Asynchronous paths serve a useful purpose, but they come with risks. Propagation time between two flops operating at different frequencies can be timed, but the asynchronous nature of clocks won’t provide a definitive relationship between data toggling and clock edges. For proper flop operation, the data at source (D of a flop) should toggle well outside its setup and hold window. Here’s why.
Consider the diagram in Figure 1a, an internal picture of a positive-edge-triggered flop. To understand metastability, assume that the flops are in a reset state.
Setup time: When value at D changes from 0 to 1, a finite time is required for the signal to traverse from D to node C. Meanwhile, if CLK switches, it will latch an intermediate value node C. Thus, C is stuck, and that metastable value appears at Q. The time required to propagate through this path is setup time. To avoid metastability, data at D must change well outside the setup window (Ts).
Hold time: Assume that D toggles during the time that CLK switches from 0 to 1. Because node A is cut off from node D after CLK switches, A could capture an intermediate value that’s visible at Q. Thus, switching time of CLK from 0 to 1 is the hold time.
In both cases, when CLK switches from 0 to 1, a metastable value is either stuck at node A (setup) or node C (hold). That causes a metastable value to loop around the first latch (ABC), which then tries to resolve itself to stable value.
In cases of Fig. 1b and Fig. 1c, the stuck value traverses in a closed loop (bistable element) with two cross-coupled inverters. By small-signal model analysis, the voltage difference between the two nodes shows an exponential behavior. The value it settles to depends on the intermediate value at nodes A or C, but the voltage difference approaches the transistor threshold voltage (VTH) after a definite time called metastability resolution time determined by the synchronization time constant (τ). If metastability doesn’t resolve in half cycle, then the metastable value may even loop around in the second latch (PQR) when CLK switches from 1 to 0.
This metastable value must not propagate further. Fortunately, two back-to-back flops (2 Dff) can prevent the problem. If settled to a stable value within the clock period at the first flop i.e. the meta flop, second flop won’t capture the unstable value (sync flop). But, how do we ensure that metastable values will settle within one clock cycle? Consider the factors that determine the metastability resolution time.
where VTH is threshold voltage and δ Vi is difference in voltage between stuck value (VS) to metastable voltage (VM), as shown in Figure 2, which shows transfer characteristics of a bistable inverter loop.
The synchronization time constant (τ) decides metastability resolution. It’s dependent on the inverters’ RC characteristics gain (A). The smaller the τ value, the greater the slope of transition from metastable value to threshold voltage. That results in smaller resolution time. Thus, Low Threshold Voltage cells (LVTs) usually replace the meta flop because the LVTs’ τ values are much less than those of high-threshold voltage cells (HVTs) and Standard Threshold Voltage cells (SVTs), thus reducing resolution time.

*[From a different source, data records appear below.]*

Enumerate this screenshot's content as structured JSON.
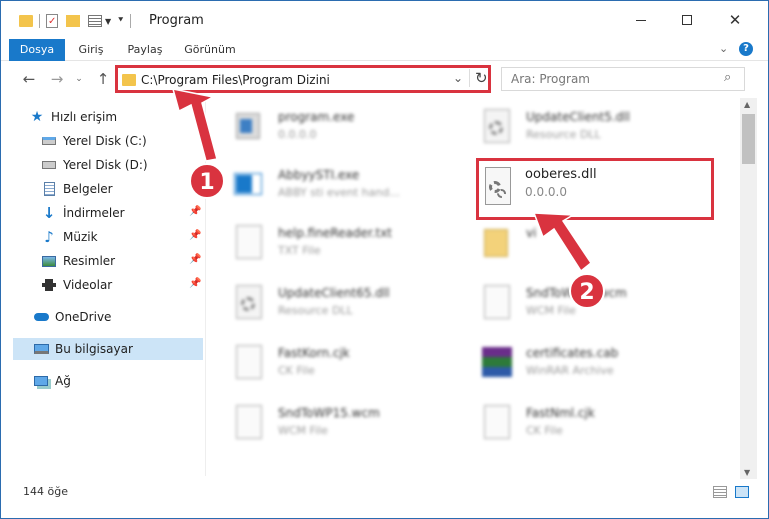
{
  "window": {
    "title": "Program"
  },
  "ribbon": {
    "tabs": [
      "Dosya",
      "Giriş",
      "Paylaş",
      "Görünüm"
    ]
  },
  "address": {
    "path": "C:\\Program Files\\Program Dizini"
  },
  "search": {
    "placeholder": "Ara: Program"
  },
  "sidebar": {
    "items": [
      {
        "label": "Hızlı erişim",
        "icon": "star-icon"
      },
      {
        "label": "Yerel Disk (C:)",
        "icon": "drive-icon"
      },
      {
        "label": "Yerel Disk (D:)",
        "icon": "drive-icon"
      },
      {
        "label": "Belgeler",
        "icon": "documents-icon"
      },
      {
        "label": "İndirmeler",
        "icon": "download-icon"
      },
      {
        "label": "Müzik",
        "icon": "music-icon"
      },
      {
        "label": "Resimler",
        "icon": "pictures-icon"
      },
      {
        "label": "Videolar",
        "icon": "video-icon"
      },
      {
        "label": "OneDrive",
        "icon": "cloud-icon"
      },
      {
        "label": "Bu bilgisayar",
        "icon": "computer-icon"
      },
      {
        "label": "Ağ",
        "icon": "network-icon"
      }
    ]
  },
  "files": [
    {
      "name": "program.exe",
      "type": "0.0.0.0"
    },
    {
      "name": "UpdateClient5.dll",
      "type": "Resource DLL"
    },
    {
      "name": "AbbyySTI.exe",
      "type": "ABBY sti event hand..."
    },
    {
      "name": "ooberes.dll",
      "type": "0.0.0.0"
    },
    {
      "name": "help.fineReader.txt",
      "type": "TXT File"
    },
    {
      "name": "vi",
      "type": ""
    },
    {
      "name": "UpdateClient65.dll",
      "type": "Resource DLL"
    },
    {
      "name": "SndToWPxx.wcm",
      "type": "WCM File"
    },
    {
      "name": "FastKorn.cjk",
      "type": "CK File"
    },
    {
      "name": "certificates.cab",
      "type": "WinRAR Archive"
    },
    {
      "name": "SndToWP15.wcm",
      "type": "WCM File"
    },
    {
      "name": "FastNml.cjk",
      "type": "CK File"
    }
  ],
  "status": {
    "count": "144 öğe"
  },
  "annotations": {
    "badge1": "1",
    "badge2": "2"
  }
}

Metastable voltage also factors into the problem. According to the formula, if VM is 0, then the stuck voltage (VMS) is equal to metastable voltage (VM). When that occurs, it would theoretically take infinite time to resolve. This essentially never occurs? Even if the stuck voltage is exactly at the halfway point between supply voltage and ground (VM), it would eventually change because of random processes such as thermal noise. Because a mathematical formula can’t provide resolution time, you need a probabilistic approach.
Probability that metastability occurs is (TW/T) × FD, where TW is the setup hold window and T is the time period and FD is the frequency at which data pin toggles. Thus probability(enter MS) = TW×FC×FD
Since resolution time follows an exponential behavior, the probability that metastability resolves at a given time t is given by is given by e–t/τ.
Thus, probability of failure or rate at which failure occurs is
Thus, mean time between failures (MBTF) = 1/Rate(failure)
To increase reliability of synchronizers, we maximize MTBF. We select an optimum value of MTBF depending on the expected product longevity. Because we want metastability to be resolved within one cycle duration, t in et/τ is smaller than one clock period or synchronization period (TRES) and τ is technology dependent. Thus, setting MTBF in orders of 103 years, we can calculate the frequency at which our synchronizer works without failure for time period of MTBF.
Note: MTBF is usually set a few orders higher than what is expected from single synchronizer. Considering a, SOC may contain many synchronizers up to orders of 1000, the overall MTBF is reduced by the same order.
[Continue reading on EDN US: Select synchronizer flip-flops]
Cherry Maskara is an IP Design Engineer at NXP Semiconductors.